One of the unique symptoms of the SARS-CoV-2 disease, COVID-19, is the loss of chemical senses, i.e., smell and taste. Smell training is one of the methods used in facilitating recovery of the olfactory sense, and it uses essential oils of lemon, rose, clove, and eucalyptus.
With smell training, patients are instructed to take turns smelling four distinct essential oils or herbs, while focusing on core memories and experiences with those smells. The practice should be repeated twice a day for four to six months.
Smell dysfunction is common and often the first symptom of a COVID-19 infection. Therefore, you should self-isolate and get tested for COVID-19 when you can.
While its effectiveness may vary from person to person, there isn't any harm in trying. Smell training after COVID involves picking four scents or fragrances and smelling them twice a day for several months. You can switch out the scents after several weeks and try new ones.
In most cases, loss of smell lasts only a few weeks, but for more than 12 percent of people with COVID-19, olfactory dysfunction persists in the form of ongoing reduction in the ability to smell or changes in how smells are perceived.
When these support cells regenerate (on average four to six weeks later; for some it takes longer) your sense of smell will return. Smell and taste are intertwined in our brain, so when you lose your sense of smell, you also lose your sense of taste.
The average time of olfactory dysfunction reported by patients was 21.6 days, according to the study in the Journal of Internal Medicine. Nearly a quarter of the 2,581 COVID-19 patients studied didn't regain smell and taste within 60 days of infection.
If You Still Haven't Regained Any Sense Of Smell. If you have absolutely no sense of smell after six weeks, visit your doctor. Underlying issues could inhibit recovery, such as untreated allergies, sinusitis or an infection in the nose. If you smoke, you should stop right away, as smoking can hinder recovery.
How long does parosmia last after COVID-19 infection? Most people who experience changes in smell will have complete or partial recovery within a few weeks.
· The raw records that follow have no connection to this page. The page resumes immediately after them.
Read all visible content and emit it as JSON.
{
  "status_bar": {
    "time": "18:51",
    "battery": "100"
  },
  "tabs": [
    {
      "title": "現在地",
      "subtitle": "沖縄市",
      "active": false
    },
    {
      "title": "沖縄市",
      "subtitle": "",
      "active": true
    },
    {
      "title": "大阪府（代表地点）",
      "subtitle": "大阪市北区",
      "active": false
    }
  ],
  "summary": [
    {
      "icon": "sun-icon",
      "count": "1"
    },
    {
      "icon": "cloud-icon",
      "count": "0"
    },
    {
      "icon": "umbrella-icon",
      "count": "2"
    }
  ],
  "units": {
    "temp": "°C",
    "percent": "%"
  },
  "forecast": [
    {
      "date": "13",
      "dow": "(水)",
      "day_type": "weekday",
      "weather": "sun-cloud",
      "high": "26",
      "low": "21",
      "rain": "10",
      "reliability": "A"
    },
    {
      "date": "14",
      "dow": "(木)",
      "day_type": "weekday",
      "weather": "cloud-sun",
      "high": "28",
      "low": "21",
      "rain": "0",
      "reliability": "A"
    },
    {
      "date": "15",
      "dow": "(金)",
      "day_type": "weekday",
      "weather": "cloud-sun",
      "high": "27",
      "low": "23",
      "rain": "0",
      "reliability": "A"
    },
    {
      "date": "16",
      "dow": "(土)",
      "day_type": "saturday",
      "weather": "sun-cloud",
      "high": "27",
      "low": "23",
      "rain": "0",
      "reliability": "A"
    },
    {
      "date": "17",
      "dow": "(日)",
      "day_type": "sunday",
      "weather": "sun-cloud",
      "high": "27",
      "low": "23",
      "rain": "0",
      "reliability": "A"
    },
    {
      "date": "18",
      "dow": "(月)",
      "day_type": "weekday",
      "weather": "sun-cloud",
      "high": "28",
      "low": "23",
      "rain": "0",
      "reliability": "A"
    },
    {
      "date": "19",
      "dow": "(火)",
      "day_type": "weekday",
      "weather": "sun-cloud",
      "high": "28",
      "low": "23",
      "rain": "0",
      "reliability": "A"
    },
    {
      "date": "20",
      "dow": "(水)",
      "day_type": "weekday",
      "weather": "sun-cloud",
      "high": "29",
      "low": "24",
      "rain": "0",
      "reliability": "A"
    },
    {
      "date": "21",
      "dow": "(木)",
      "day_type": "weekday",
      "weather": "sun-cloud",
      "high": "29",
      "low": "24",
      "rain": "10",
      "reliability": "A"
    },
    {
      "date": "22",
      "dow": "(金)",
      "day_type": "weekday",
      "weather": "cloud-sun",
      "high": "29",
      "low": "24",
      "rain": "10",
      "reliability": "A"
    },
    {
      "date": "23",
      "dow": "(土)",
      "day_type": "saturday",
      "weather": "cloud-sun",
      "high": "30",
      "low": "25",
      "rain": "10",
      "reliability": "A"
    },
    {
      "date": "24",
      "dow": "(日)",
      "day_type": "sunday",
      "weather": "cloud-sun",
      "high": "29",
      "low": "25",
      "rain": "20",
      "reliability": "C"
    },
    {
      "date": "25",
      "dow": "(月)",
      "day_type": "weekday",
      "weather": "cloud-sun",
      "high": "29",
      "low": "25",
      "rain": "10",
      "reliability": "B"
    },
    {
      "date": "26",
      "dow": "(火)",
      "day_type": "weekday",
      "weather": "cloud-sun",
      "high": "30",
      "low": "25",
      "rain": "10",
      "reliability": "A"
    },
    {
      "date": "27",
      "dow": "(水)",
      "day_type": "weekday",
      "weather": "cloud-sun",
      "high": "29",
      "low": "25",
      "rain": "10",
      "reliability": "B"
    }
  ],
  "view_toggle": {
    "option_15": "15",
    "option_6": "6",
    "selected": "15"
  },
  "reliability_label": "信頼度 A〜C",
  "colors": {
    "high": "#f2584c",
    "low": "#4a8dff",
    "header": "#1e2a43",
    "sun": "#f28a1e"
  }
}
Studies show that about 90% of people have significant improvement after 4 to 8 weeks.
“The good news is that the vast majority of people who get COVID will recover their smell and taste entirely or will not be affected,” says Kenneth Rodriguez, MD, Chief of Sinus and Skull Base Surgery at UH.
Some patients with issues related to smell and taste find that chilled or frozen foods taste better to them than warm or hot foods. If that's true for you, too, try yogurts, smoothies, shakes, egg salad or frozen fruit.
The exact cause related to COVID-19 is still unknown, but researchers believe it could be due to damage in a part of the nose called the olfactory epithelium. “How we get from infection to smell loss remains unclear,” Justin Turner, MD, an associate professor of otolaryngology at Vanderbilt University, told NBC News.
The biological mechanism underlying these chemosensory symptoms remains an open research question, though some studies suggest that increased viral shedding in the saliva is linked to more taste loss. This may indicate direct viral damage to the taste cells.
Although the immune correlates of protection are not fully understood, evidence indicates that antibody development following infection likely confers some degree of immunity from subsequent infection for at least 6 months.
Here's what we know from studies of prior variants, including Delta: On average, people can begin spreading the virus 2-3 days before their symptoms begin, but infectiousness peaks 1 day before their symptoms begin. On average, people can continue to spread the virus another 8 days after their symptoms began.
The results, the team said, may indicate that a large number of people with COVID-19 are still likely contagious after the first five days of their illness, even if they feel fully recovered.
What is parosmia? Parosmia is an unpleasant odor perception. Anosmia is the loss of smell. Both parosmia and anosmia are types of olfactory dysfunction, or problems with sense of smell, that can occur in COVID-19 infection.
March 3, 2022 -- Some patients with long COVID may have long-lasting nerve damage that could lead to fatigue, sensory changes, and pain in the hands and feet, according to a new study published in the journal Neurology: Neuroimmunology & Neuroinflammation.
Known as post-acute sequelae of SARS-CoV-2 infection (PASC), or more commonly as Long COVID, these conditions affect all ages. Long-term effects include fatigue, shortness of breath, difficulty concentrating, sleep disorders, fevers, anxiety and depression.
It takes a couple of weeks for your body to build immunity after vaccination.
Benefits of Vaccination Outweigh the Risks Serious side effects that could cause a long-term health problem are extremely unusual following any vaccination, including COVID-19 vaccination.
Anosmia, the loss of smell, is a frequent and often long-term symptom associated with COVID-19 that can severely burden a person's quality of life, making it extremely difficult to taste foods, detect airborne hazards in the environment and carry out other functions dependent on the sense.
The severity of symptoms is not predicted by the loss of smell. However, it is common for anosmia to be the first and only symptom.
If both of you are healthy and feeling well, are practicing social distancing and have had no known exposure to anyone with COVID-19, touching, hugging, kissing, and sex are more likely to be safe.
Those with a mild case of COVID-19 usually recover in one to two weeks. For severe cases, recovery can take six weeks or more, and for some, there may be lasting symptoms with or without damage to the heart, kidneys, lungs and brain.